Six young Maori and Pacific Islander men, namely, Fred Schmidt, Nooroa Teavae, Paul Dapp, Vaughan Sanft, Eddie Williams and Will ‘Ilolahia took notice of what was happening and founded the PPP on June 16, 1971, inspired by the American Black Panthers. The group was specifically inspired by the book Seize the Time by Bobby Seale of the American Black Panther movement. According to Stuff, the book’s central philosophy guided the PPP’s three-point platform — peaceful resistance, Pacific empowerment (identity work) and educating New Zealand about systemic racism.
“Initially it was the literature of the Black Panther Party in America that we got attracted to – the work they were doing in America, and when we read the books deeper we found out that the problems they were complaining about were the exact problems that we were seeing in New Zealand, so we decided to do something constructive and formed the Polynesian Panther Party,” Will ‘Ilolahia, who was the party chairman, said
With their black uniform and berets adopted from their peers in the United States, they seemed to be a threat to the White middle-class in New Zealand, however, their movement centered on community work, as stated by Stuff.co. The PPP set up its headquarters in Ponsonby, a suburb of Auckland, and started to implement its program through community organizing and direct action.
“What was it all about being a Polynesian Panther? Standing up on behalf of our people, being good to your neighbour, don’t take no s… and stop this racism,” ‘Ilolahia was quoted by Stuff.
Indeed, acts of community care by Newton and his Panthers in the U.S. served as an inspiration to the Polynesian Panthers movement to serve the Polynesian community through grassroots community initiatives and of course protest of injustices. Some of its activities included youth programs intended to inspire community initiative and discourage gang integration, prison-visit programs, homework centres and tutoring for Pacific children, and free meal programs and food banks for families.
The PPP also kept aggressive police force accountable and organized legal aid for those unjustly evicted or fired or people who have lost their visas or under threat of deportation. All in all, it led programs that educated Māori and Pacific Islanders on their rights as New Zealand citizens.
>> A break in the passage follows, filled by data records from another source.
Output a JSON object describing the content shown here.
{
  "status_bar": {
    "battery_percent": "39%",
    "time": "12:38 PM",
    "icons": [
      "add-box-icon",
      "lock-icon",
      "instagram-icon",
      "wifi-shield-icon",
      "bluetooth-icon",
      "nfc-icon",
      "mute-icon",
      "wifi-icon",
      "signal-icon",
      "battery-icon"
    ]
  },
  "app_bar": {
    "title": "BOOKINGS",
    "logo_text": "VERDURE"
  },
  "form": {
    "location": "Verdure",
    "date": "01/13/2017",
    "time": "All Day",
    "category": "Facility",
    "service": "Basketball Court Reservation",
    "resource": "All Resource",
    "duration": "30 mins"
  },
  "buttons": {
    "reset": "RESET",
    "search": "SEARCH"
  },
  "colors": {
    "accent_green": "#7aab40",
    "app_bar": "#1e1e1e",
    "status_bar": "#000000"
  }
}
Within a few years, the PPP which was made up of former gang members, revolutionaries, university students and radicals expanded nationally with 13 chapters including its chapters in prisons and in South Auckland, Christchurch and Dunedin.
From the mid-1970s to the early 1980s, special police squads conducted raids on the homes and workplaces of Pasifika overstayers throughout New Zealand usually at dawn. Over-stayers of Pacific Islander heritage were disproportionately targeted in these raids even though the majority of people overstaying were from the UK, Australia and South Africa, per this report.
In response, the Panthers organized “counter raids” outside the homes of government ministers, chanting around their homes with megaphones.The PPP’s actions helped to stop the dawn raids and the group even went on to successfully campaign for a state apology.
The Polynesian Panthers may not be very much alive today in New Zealand but their legacy as liberators can still be felt.
July 29 marks the anniversary of the Slocum Massacre, where in the East Texas town of Slocum, Black people were gunned down and slaughtered by a white mob
— Read on atlantablackstar.com/2016/07/31/slocum-massacre-106th-anniversary-the-true-atrocity-of-hundreds-of-black-people-hunted-like-sheep-purposely-hidden-from-history-books/